Parshat Vayeshev: Between hope and despair

The story of the sale of Joseph begins this week and continues over the next few weeks.

The Torah (photo credit: REUTERS)
The Torah
(photo credit: REUTERS)
This week, in Parshat Vayeshev, we read one of the most dramatic stories in the Torah. The story of the sale of Joseph begins this week and continues over the next few weeks until its surprising conclusion when the tables turn and Joseph, the hated and demeaned teenager, becomes the leader of his family and of all of Egypt.
But let’s not get ahead of ourselves. Let’s read the story in order. In short: Jacob Avinu had 12 sons, one of whom – the 17-year-old Joseph – was his favorite. This led to his brothers’ jealousy. Joseph added to their hatred of him when he told them about the dreams he dreamed in which he rules over the entire family. The brothers’ deep hatred bursts forth in a terrible act when they sell him into slavery.
Joseph is brought down to Egypt and sold to one of Pharaoh’s ministers. Afterward, following a despicable libel made up by that minister’s wife, he is thrown into an Egyptian prison cell. He languishes in prison, his future obscure but known – to rot there until the day he dies, alone, lacking basic rights, and with no one even finding out about his bitter fate.
And then a rare opportunity presents itself. An Egyptian minister is thrown into jail and three days later, is slated to be released to return to his lofty position. Joseph begs him not to forget about him when he returns to serve Pharaoh, Egypt’s imperious ruler. Joseph asks him to whisper into his ear about the innocent young man rotting in prison.
One can imagine the situation. The righteous Joseph falls at the feet of the minister of ceremonies and begs, “But remember me when things go well with you, and please do me a favor and mention me to Pharaoh, and you will get me out of this house.
For I was stolen from the land of the Hebrews, and here, too, I have done nothing, for which they have put me into the dungeon.” A thin ray of hope appears in Joseph’s heart. Maybe, maybe there is someone left who still cares about justice... Maybe there is someone who will be moved by the suffering of a young man... Maybe I can still have a better future...
Two years later, that minister remembered the boy thrown into the dungeon. He mentions him to Pharaoh who, shockingly, releases him from prison and promotes him to greatness. We’ll read about this next week.
The sages of the midrash asked the following interesting question: Since this entire extraordinary story was Divine planning in order to bring about Joseph’s rule and bring Jacob and his family down to Egypt, why did Joseph have to suffer for two additional and unnecessary years in an Egyptian prison? Why didn’t that Egyptian minister remember to have him released right after he was asked to? The sages’ answer is worth examining. They answered that Joseph trusted that minister when he asked him to remember him, and for that he was punished with two additional years in prison! This answer is extraordinarily perplexing. What did Joseph ask for? Just to see the light of day, to leave prison for a life of slavery. Nothing could be more legitimate than this. Didn’t Joseph take the most natural step when he made this request of the minister? Is man supposed to be passive and accept his fate without taking a step that might benefit him? The explanation of the midrash lies in the nickname given to the Egyptian ministers: “Rehavim,” meaning liars without conscience. A subtle point is hidden here. There is no doubt that it was Joseph’s right, even obligation, to take care of himself in every way possible. But Joseph turned to the man who was not the natural person to help him, since the minister was a man interested only in himself and nothing else. The choice to ask someone like that was not made judiciously, but from a place of despair. And one must never act out of despair.
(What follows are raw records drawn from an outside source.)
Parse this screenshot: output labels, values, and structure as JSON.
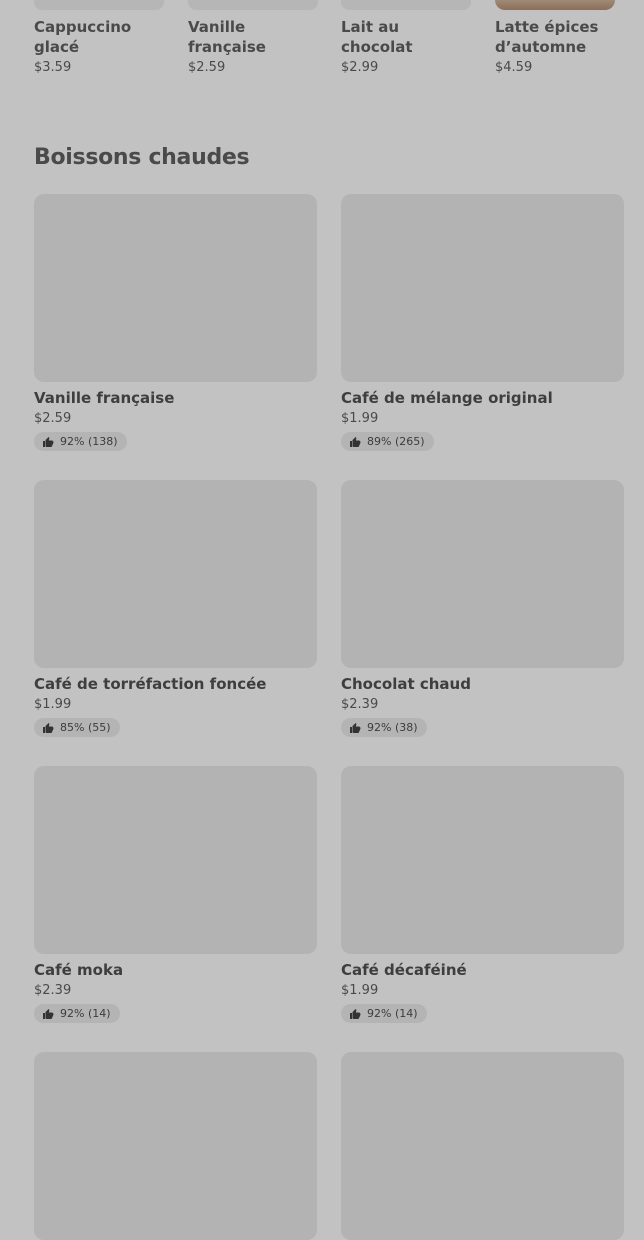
{
  "top_row": [
    {
      "name": "Cappuccino glacé",
      "price": "$3.59"
    },
    {
      "name": "Vanille française",
      "price": "$2.59"
    },
    {
      "name": "Lait au chocolat",
      "price": "$2.99"
    },
    {
      "name": "Latte épices d’automne",
      "price": "$4.59"
    }
  ],
  "section": {
    "title": "Boissons chaudes"
  },
  "products": [
    {
      "name": "Vanille française",
      "price": "$2.59",
      "rating": "92% (138)"
    },
    {
      "name": "Café de mélange original",
      "price": "$1.99",
      "rating": "89% (265)"
    },
    {
      "name": "Café de torréfaction foncée",
      "price": "$1.99",
      "rating": "85% (55)"
    },
    {
      "name": "Chocolat chaud",
      "price": "$2.39",
      "rating": "92% (38)"
    },
    {
      "name": "Café moka",
      "price": "$2.39",
      "rating": "92% (14)"
    },
    {
      "name": "Café décaféiné",
      "price": "$1.99",
      "rating": "92% (14)"
    },
    {
      "name": "",
      "price": "",
      "rating": ""
    },
    {
      "name": "",
      "price": "",
      "rating": ""
    }
  ],
  "icons": {
    "rating": "thumbs-up-icon"
  }
}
The difference between a man who acts out of hope and a man who acts out of despair is tremendous.
A man who acts out of hope measures his steps, carefully examines what he’s doing and if his actions will lead him to his goal – in this case, being released from prison. However, a man who acts out of despair will do anything, even things that are irrational and ineffectual, just for the possibility that it will increase the chances of reaching his goal.
This is where Joseph failed in turning to the Egyptian minister. This was not a request made from hope, since it was made in vain. It was a request made from deep despair. This despair is destructive, and for this Joseph paid with two more years in the Egyptian prison.
There is no question that it is our right and obligation to act in the best possible way to succeed. Man cannot remain passive and wait for success to come on its own. However, we must beware actions that come from despair, such as reckless investments that promise easy profits, or cost an unreasonable personal price. These actions that come from despair are a mistake, and will almost always bring no benefit.
The writer is rabbi of the Western Wall and holy sites.